Rebecca Romijn on nude body painting, her idol Prince

Rebecca Romijn, who is perhaps best known on screen as the shape-shifting mutant Mystique in the "X-Men" franchise, has transformed herself into a reality show host as well as a TVproducer of GSN’s "Skin Wars," the body-painting competition that proves beauty is not only skin-deep. ET caught up with Romijn over the weekend to talk about her take on Jennifer Lawrence’s interpretation of her beloved comic-book character, role models on magazine covers (she loves Sports Illustrated but don’t even get her started on Vogue) and her unlikely lifelong style inspiration: Prince.

ET: What are some surprises we can expect from season three of "Skin Wars," which premiered last week?

Rebecca Romijn: The show is about transformation and our producers are great at coming up with amazingly creative challenges. My two favorite this season? One is an underwater challenge. I didn’t even think that could be a thing.

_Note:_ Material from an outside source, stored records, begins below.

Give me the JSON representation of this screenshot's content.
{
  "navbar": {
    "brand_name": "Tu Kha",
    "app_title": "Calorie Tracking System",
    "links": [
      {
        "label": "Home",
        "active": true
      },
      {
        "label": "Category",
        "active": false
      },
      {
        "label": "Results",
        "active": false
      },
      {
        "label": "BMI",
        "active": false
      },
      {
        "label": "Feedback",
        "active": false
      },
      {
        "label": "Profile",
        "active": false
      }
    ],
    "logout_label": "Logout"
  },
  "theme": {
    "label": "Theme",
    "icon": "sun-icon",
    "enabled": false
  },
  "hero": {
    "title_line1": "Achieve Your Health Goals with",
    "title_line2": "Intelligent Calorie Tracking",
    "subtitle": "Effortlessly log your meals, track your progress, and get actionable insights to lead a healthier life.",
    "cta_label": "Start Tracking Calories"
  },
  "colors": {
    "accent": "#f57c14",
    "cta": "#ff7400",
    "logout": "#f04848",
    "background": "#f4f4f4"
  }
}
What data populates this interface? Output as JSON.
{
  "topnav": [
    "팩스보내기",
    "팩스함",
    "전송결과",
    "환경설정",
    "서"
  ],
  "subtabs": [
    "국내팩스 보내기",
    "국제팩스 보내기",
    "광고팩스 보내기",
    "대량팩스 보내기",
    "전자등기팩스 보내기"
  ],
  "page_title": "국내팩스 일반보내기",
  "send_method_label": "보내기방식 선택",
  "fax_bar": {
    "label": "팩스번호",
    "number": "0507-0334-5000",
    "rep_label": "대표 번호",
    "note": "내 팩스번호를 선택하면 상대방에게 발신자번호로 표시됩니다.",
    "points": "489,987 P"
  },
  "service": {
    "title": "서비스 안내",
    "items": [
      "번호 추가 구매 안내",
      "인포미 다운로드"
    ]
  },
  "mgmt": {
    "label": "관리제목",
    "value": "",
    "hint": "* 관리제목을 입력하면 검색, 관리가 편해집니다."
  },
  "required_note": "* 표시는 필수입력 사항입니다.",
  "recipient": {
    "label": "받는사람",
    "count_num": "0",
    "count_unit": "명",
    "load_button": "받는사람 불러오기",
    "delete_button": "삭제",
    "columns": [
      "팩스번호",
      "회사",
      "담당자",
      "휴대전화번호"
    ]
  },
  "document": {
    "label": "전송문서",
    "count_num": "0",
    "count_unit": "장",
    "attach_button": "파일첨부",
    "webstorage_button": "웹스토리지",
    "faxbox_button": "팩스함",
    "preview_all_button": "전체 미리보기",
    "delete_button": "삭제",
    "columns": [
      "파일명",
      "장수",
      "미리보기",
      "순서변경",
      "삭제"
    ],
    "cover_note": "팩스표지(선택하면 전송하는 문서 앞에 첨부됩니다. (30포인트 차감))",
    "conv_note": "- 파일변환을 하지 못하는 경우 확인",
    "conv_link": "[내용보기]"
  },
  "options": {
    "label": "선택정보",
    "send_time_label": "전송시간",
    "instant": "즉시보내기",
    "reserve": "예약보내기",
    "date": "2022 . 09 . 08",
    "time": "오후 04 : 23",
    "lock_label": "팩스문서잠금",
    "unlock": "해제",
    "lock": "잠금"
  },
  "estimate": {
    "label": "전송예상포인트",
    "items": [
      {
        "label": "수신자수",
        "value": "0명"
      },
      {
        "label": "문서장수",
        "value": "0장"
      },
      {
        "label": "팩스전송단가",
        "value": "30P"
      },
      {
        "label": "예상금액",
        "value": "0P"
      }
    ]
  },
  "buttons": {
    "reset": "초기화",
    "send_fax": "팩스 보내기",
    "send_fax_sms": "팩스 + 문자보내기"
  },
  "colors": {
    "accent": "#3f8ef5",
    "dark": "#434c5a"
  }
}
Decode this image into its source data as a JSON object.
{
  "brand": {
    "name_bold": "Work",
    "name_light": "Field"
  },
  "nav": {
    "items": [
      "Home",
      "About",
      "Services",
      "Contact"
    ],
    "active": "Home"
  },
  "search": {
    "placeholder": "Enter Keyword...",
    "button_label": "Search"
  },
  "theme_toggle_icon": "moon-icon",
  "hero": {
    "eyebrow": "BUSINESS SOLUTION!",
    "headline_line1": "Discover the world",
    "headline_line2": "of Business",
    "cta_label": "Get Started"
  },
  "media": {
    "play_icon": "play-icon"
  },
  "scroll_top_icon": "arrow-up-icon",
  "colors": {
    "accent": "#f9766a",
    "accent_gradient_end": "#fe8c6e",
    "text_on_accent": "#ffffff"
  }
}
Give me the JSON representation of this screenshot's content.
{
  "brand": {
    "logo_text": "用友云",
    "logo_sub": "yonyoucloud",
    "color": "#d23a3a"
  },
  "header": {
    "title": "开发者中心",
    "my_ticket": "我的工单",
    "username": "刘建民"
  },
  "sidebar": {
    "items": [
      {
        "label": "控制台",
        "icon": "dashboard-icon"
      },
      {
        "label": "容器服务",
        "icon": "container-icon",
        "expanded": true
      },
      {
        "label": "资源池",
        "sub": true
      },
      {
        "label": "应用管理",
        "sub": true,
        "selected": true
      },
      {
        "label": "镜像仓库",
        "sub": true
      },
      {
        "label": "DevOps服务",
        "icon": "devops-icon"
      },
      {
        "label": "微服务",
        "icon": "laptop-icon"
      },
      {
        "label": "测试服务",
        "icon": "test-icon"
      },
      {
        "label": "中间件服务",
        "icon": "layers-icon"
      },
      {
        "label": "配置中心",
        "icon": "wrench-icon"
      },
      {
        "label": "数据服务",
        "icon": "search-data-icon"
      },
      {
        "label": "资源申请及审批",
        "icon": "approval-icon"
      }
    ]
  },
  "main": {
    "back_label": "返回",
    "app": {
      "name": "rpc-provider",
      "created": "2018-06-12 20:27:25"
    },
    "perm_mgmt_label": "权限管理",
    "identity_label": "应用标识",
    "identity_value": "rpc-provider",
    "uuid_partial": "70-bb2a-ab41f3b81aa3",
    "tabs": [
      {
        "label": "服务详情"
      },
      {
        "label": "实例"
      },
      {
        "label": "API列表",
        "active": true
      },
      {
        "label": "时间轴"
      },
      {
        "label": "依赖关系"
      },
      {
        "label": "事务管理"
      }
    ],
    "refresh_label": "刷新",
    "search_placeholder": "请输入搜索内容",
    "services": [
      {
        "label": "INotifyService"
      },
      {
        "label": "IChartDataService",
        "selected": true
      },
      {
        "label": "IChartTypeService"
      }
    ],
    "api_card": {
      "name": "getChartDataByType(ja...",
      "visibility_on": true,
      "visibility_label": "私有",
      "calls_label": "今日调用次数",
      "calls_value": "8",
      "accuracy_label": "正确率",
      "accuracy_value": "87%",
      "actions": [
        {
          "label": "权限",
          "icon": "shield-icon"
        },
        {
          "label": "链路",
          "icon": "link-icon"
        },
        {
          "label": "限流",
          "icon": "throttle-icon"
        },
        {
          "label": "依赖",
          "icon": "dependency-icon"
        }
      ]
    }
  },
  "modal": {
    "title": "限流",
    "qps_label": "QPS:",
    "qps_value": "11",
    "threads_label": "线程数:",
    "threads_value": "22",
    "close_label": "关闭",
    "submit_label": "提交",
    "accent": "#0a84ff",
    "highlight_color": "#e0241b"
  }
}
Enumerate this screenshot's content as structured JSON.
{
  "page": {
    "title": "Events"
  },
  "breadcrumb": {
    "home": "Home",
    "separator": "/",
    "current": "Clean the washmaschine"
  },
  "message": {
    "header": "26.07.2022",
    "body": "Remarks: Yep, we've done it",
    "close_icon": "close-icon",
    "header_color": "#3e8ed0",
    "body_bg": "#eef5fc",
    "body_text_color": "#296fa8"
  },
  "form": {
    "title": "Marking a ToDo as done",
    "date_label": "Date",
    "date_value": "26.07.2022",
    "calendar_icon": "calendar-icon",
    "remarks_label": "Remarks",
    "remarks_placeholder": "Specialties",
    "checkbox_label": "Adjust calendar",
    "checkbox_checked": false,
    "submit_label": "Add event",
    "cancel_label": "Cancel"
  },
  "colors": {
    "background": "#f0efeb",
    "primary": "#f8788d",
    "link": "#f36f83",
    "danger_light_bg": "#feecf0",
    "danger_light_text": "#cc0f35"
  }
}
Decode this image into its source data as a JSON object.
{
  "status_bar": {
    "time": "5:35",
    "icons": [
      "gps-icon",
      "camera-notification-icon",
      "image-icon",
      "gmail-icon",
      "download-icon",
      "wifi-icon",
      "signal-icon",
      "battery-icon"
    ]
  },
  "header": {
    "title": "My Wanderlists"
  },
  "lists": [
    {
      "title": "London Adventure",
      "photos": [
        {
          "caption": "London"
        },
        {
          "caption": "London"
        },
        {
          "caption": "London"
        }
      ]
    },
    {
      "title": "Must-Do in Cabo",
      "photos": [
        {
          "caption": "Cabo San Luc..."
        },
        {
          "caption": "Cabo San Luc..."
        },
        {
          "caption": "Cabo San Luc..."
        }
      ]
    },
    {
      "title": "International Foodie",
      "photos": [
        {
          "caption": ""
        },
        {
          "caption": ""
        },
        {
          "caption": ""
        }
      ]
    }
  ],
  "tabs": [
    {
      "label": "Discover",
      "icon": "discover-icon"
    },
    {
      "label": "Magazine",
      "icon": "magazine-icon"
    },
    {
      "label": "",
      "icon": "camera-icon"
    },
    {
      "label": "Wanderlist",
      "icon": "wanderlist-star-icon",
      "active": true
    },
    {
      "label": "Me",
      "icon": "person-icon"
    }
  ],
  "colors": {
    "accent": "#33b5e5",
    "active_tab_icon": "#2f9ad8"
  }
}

It required a lot of sealing of the paint, but it turned outso beautiful. My other favorite is a breast cancer survivor challenge. We brought in young breast cancer survivors and painted them as warriors. It was such a moving experience for everyone. A lot of these women have never looked at themselves in the mirror since having mastectomies. To be painted -- and I speak from experience -- is such a metamorphosis. When you see it for the first time, it takes your breath away. And watching these breast cancer survivors look at their reflections for the first time once they were painted as thesebeautiful warriors? There wasn’t a dry eye in the house.

How long did you spend in the makeup chair to play the blue mutant Mystique in the "X-Men" movies?

The first time they did my makeup test for Mystique it was 12 hours. We eventually got it down to nine for the second movie ["X2: X-Men United"]. For the third one ["X-Men:The Last Stand"], we got it down to seven. But still, to be on set by 9 a.m.? My call time to get to work was midnight.

Your personal history of body painting extends to magazines in addition to movies, correct?

I was the first model ever painted for the Sports Illustrated Swimsuit Issue.They always have a section of painted swimsuits [on models] and the first year they did it was the year that I was on the cover. That was not even my whole body -- the painting was a swimsuit with a shirt tied over it. And that was a 13-hour paint job.

Speaking of Sports Illustrated, Cheryl Tiegs criticized the magazine for putting a plus-size model on the cover of their most recent swimsuit issue. Do you have a different opinion?

Absolutely! Ashley Graham is one of the most beautiful women I have ever laid eyes on. She is incredibly healthy and I think it’s fantastic that SI is opening up our standards of beauty to include somebody that a lot more people in our country can relate to. Women don’t get sexier than Ashley Graham -- she is just as hot as can be.

As a former fashion model, what are your thoughts on the new generation of models such as Kendall Jenner and Gigi Hadid, who are more famous for their social media presence than their runway experience?

No one has proven yet that numbers of followers translates to revenue. So it is frustrating. I know a lot of people -- legitimate fashion people -- can’t stand it. Hate it that these, you know, social media stars are now the supermodels in fashion. They are not true supermodels. Andthe thing is, I have always looked to Vogue magazine to lead the way, not be a follower. I rely on Vogue to set the standard, not follow what everybody else is doing. So I have been disappointed that fashion magazines have been supporting this trend of social media stars to set our style standards. But it will change; fashion always does.

Your costar from the first three "X-Men" movies, Famke Janssen, has criticized the apparent “sexism” of the recent time-tripping films in which older versions of the same female character have not been brought back, unlike the older male characters.

I am glad that she said it and put it out there.

Do you agree that this is yet another example of sexism --and ageism -- in Hollywood?

I haven’t thought about it much because they signed us to these movies three at a time, so my contract was for the first three. It’s a contractual thing. I don’t have an opinion on whether or not there is some kind of double standard going with regard to bringing back the older men [Patrick Stewart and Ian McKellen] but not the older women. I’d be happy to go back and reprise that role sometime but maybe they have moved on. Maybe they just want to keep going younger. People tweet at me all the time: “Would you ever go back and play Mystique again?” Um, do people realize that it’s not my choice? [Laughs] Have I been asked? No, I have not been asked.

How do you feel about Jennifer Lawrence’s interpretation of the character that you created?

Jennifer Lawrence is doing a fantastic job. I could not think of a cooler girl to share that role with. It’s not like I take issue with who has taken over the role of Mystique. She is a solid actress and she’s gotan Oscar, so she is doing something right.

Is there any truth to the rumor that your husband, Jerry O’Connell, is being considered as Michael Strahan’s replacement on "Live"?

I have no idea. The news is so new that it just blindsided all of us. He was in the rotation before Strahan was hired -- it was down to just a handful of people and he was definitely in the running then.